[Dataset rows describing interfaces]
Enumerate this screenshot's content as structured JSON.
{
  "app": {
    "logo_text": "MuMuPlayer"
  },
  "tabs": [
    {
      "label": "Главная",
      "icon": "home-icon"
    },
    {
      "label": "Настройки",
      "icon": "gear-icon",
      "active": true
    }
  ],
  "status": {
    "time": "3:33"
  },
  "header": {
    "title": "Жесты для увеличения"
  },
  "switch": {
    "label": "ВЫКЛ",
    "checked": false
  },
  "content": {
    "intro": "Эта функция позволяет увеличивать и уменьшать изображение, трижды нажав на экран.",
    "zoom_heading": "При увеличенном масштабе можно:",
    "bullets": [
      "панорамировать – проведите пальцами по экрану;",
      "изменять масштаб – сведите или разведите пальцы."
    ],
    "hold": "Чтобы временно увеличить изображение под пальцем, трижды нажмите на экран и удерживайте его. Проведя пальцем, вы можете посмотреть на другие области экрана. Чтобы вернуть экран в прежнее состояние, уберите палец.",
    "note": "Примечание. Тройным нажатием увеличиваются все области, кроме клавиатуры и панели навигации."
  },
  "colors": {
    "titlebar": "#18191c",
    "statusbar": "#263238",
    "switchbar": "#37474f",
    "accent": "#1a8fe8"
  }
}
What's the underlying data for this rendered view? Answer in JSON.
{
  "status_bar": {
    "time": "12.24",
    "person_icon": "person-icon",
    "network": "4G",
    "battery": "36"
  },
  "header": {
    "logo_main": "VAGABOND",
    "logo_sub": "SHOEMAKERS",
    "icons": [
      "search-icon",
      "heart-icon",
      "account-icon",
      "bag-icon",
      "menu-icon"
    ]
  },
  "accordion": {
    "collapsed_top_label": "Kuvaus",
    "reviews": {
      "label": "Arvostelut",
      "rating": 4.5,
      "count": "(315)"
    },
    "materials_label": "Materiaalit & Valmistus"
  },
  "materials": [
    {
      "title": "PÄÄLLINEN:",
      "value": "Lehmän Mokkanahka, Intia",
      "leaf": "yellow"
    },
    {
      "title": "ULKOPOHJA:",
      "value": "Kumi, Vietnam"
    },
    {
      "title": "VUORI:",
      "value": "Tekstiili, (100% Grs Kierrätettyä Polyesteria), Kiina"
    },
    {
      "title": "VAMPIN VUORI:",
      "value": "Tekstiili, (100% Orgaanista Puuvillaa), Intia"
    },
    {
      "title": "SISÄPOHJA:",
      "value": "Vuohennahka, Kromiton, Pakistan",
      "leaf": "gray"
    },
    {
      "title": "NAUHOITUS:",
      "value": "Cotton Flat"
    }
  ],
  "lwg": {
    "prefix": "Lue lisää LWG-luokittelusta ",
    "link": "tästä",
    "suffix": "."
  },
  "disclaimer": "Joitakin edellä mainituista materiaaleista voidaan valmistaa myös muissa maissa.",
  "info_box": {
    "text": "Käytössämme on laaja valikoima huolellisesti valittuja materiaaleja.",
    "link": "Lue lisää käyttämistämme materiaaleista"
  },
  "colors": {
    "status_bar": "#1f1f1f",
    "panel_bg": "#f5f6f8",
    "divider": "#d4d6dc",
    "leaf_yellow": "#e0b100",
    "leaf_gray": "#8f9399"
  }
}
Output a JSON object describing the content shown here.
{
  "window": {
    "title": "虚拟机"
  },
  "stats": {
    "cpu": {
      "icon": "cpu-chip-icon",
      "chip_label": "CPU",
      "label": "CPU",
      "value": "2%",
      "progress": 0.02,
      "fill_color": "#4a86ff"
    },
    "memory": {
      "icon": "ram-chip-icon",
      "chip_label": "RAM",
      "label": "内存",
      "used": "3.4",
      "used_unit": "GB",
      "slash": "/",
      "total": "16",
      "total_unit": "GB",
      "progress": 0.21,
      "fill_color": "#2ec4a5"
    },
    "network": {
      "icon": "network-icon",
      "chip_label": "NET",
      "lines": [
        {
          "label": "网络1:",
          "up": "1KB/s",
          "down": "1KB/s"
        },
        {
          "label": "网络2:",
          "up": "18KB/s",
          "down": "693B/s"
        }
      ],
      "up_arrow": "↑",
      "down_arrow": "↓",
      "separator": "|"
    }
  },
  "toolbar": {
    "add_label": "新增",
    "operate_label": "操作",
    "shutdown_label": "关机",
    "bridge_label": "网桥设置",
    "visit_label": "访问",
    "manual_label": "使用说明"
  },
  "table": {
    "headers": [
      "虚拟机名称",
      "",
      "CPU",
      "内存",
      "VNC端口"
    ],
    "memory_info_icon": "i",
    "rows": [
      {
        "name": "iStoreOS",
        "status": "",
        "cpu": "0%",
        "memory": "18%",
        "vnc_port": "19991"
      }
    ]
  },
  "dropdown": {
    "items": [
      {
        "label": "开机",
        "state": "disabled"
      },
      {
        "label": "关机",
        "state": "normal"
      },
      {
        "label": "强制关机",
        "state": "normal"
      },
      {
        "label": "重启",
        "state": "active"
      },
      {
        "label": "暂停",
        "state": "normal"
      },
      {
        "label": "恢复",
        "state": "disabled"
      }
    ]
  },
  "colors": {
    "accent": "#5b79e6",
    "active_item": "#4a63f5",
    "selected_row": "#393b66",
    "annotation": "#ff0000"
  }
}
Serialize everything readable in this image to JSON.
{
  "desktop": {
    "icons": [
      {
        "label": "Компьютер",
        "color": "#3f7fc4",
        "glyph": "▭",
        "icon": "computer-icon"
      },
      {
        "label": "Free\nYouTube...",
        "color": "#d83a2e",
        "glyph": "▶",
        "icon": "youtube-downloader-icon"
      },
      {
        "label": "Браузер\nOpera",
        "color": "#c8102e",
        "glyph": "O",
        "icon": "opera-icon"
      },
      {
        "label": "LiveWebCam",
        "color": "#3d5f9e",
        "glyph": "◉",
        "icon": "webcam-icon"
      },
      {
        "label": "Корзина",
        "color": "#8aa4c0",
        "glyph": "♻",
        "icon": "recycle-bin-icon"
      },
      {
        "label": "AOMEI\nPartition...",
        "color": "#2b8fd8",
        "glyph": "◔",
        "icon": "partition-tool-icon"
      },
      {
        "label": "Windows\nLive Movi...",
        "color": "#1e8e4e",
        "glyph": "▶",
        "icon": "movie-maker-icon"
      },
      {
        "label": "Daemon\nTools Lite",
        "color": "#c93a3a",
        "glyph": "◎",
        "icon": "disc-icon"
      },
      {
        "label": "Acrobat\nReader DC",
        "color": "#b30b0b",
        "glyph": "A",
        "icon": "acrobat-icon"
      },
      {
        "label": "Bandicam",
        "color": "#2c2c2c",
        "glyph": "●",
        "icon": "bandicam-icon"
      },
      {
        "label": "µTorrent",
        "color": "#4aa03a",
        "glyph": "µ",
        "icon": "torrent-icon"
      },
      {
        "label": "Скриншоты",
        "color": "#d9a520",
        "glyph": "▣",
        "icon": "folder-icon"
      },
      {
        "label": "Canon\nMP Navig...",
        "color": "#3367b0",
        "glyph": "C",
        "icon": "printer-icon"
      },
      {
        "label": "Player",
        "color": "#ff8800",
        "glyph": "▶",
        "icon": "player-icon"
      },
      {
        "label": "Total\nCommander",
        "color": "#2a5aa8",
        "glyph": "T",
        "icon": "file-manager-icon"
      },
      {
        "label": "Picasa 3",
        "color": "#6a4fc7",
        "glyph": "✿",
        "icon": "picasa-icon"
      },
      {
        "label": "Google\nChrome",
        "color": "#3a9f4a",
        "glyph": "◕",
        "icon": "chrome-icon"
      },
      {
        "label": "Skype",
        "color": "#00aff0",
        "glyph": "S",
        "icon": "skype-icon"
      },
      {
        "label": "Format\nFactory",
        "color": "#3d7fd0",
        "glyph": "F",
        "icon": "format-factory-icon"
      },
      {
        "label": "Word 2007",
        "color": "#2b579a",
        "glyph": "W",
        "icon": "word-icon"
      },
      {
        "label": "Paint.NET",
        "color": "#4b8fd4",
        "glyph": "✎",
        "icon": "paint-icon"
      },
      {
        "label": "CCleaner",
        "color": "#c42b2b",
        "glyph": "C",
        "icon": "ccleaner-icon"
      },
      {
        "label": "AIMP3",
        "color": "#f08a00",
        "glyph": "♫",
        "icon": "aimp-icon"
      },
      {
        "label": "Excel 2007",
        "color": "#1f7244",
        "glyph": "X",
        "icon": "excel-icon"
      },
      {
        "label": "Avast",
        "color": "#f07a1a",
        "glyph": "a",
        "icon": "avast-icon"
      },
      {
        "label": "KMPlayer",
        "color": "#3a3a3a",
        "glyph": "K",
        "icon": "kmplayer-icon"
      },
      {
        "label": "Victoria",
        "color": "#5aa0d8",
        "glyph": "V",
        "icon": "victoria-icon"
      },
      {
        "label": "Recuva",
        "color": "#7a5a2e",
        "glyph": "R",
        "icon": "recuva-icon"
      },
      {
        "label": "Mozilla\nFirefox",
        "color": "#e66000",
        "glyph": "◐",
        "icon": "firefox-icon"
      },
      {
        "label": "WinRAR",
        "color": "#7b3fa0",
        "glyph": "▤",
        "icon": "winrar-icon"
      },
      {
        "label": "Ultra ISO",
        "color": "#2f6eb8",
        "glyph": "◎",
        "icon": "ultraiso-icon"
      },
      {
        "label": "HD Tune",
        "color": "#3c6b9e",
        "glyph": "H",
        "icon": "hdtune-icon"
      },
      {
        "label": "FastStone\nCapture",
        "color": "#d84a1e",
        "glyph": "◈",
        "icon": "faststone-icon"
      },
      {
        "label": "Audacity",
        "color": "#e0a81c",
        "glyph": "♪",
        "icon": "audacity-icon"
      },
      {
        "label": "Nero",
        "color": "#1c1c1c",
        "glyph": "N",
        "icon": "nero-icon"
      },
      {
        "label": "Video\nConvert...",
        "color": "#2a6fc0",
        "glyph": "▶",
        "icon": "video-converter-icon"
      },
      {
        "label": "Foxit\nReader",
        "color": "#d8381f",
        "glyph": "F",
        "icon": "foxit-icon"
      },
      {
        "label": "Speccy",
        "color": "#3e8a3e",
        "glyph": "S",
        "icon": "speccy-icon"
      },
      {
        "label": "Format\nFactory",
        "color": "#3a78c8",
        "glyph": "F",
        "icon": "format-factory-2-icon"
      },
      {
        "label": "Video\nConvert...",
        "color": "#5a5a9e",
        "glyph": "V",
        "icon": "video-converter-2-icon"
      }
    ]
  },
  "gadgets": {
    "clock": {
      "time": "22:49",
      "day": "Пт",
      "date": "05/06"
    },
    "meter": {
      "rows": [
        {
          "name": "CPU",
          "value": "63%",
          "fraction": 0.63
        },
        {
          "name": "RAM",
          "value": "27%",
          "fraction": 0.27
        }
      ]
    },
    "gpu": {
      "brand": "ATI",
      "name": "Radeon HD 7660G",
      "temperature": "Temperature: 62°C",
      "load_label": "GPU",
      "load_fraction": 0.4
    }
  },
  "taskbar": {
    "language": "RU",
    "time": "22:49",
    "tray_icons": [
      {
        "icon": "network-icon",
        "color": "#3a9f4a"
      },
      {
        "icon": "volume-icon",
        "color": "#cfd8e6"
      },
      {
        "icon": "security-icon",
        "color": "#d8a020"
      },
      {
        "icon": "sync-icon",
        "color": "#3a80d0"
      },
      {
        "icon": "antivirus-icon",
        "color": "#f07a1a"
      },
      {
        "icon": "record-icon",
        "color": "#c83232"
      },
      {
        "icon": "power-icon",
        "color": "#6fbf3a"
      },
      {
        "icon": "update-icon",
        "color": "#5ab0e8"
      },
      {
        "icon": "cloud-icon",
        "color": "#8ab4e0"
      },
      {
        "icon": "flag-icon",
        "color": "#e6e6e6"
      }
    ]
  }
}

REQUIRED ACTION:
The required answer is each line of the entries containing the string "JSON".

YOUR RESPONSE:
Enumerate this screenshot's content as structured JSON.
What's the underlying data for this rendered view? Answer in JSON.
Output a JSON object describing the content shown here.
Serialize everything readable in this image to JSON.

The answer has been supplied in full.